Before the pandemic, our commentary was very much about falling availability rates, a squeeze on space, and limited choice. What a difference four months makes; well, it reversed a years’ worth of reduction in availability levels in almost all markets across central London. Whilst the volume of available space sits just below the level recorded a year ago for most markets, there are some instances where this is not the case.

The Southbank, which has proved to be an attractive market for occupiers, had seen low levels of availability since Q3 2018. With six consecutive quarters of decline in availability, the recent rises have now reversed this and are 42% up on the total in Q2 2019, now at 1.1 million sq ft. Whilst not as pronounced as in the Southbank, availability levels in Midtown (2% up) and East Fringe (5% up) are now higher than a year ago.

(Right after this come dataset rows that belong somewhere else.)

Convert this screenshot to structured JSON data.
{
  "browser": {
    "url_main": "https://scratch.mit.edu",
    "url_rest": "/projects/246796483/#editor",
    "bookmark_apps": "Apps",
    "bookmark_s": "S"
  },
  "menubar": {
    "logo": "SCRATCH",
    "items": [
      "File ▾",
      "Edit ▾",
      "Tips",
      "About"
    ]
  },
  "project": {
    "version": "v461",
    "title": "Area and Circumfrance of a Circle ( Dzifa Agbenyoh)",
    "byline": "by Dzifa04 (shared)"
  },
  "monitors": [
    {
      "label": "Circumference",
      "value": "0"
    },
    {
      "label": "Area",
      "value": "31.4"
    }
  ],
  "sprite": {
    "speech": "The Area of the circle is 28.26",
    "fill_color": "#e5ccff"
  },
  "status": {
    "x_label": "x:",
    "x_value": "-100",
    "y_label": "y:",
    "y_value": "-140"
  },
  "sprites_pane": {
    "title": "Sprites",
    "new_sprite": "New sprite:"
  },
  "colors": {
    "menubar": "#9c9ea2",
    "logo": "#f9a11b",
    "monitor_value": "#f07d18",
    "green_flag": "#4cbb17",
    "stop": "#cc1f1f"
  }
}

Delving a little deeper into the composition of central London office availability, our data shows that spaces below 5,000 sq ft account for 76% of the total number of availabilities. This is an increase in the share a year ago which was 67%. This size range represents the part of the market that makes up the general ‘churn’ of leasing, and with a downturn in deals, it is no surprise that the number of spaces has increased. Should smaller firms continue to hold back from making property decisions, it is expected that the volume of space below 5,000 sq ft will continue to increase.



Conversely, larger sized spaces have reduced in numbers over the past year, highlighting the squeeze that some occupiers have felt in trying to satisfy requirements above 25,000 sq ft. Accounting for 3% of the market, this is down on the 6% in Q2 2019. Nevertheless, the market is now in a different place, and although we do expect the number of larger available spaces to increase, especially as new developments complete over the next 12 months, a huge leap in the number is not expected at least for the remainder of 2020


The attraction to the best quality office spaces has been evident through leasing activity over the past few years, even in Q2 2020. Whether it is preletting development space or taking existing offices, the level of popularity has ensured that the volume of available Grade A space has remained at consistent levels. Our latest data shows that the level of Grade A space has risen by 12% over the quarter and now is at its highest level since 2014, surpassing the 4
million mark.

Whilst a rise in Grade A availability gives occupiers a greater range, it will cause landlords consternation as the shift in the competitor landscape will lead to a shift in rents.

Second-hand space remains the largest proportion of availability accounting for 71% of all available space. The rate of increase in this type of space has been 6% over the quarter and is now 10% higher than at the end of 2019. This figure is more than likely to increase and at a faster pace than we have seen so far, with the traditional locations of the City and West End potentially seeing the greatest rises.

Over the next six months, we expect to see the pace of decision making by occupiers to crystallise, which, for some, will result in surplus space being released back to the market. We also expect to see a resumption of activity from landlords and their agents. These will both give way to further rises in the availability of office space and give tenants a lot more choice of stock but also allowing for further pressure on landlords to adjust rental expectations.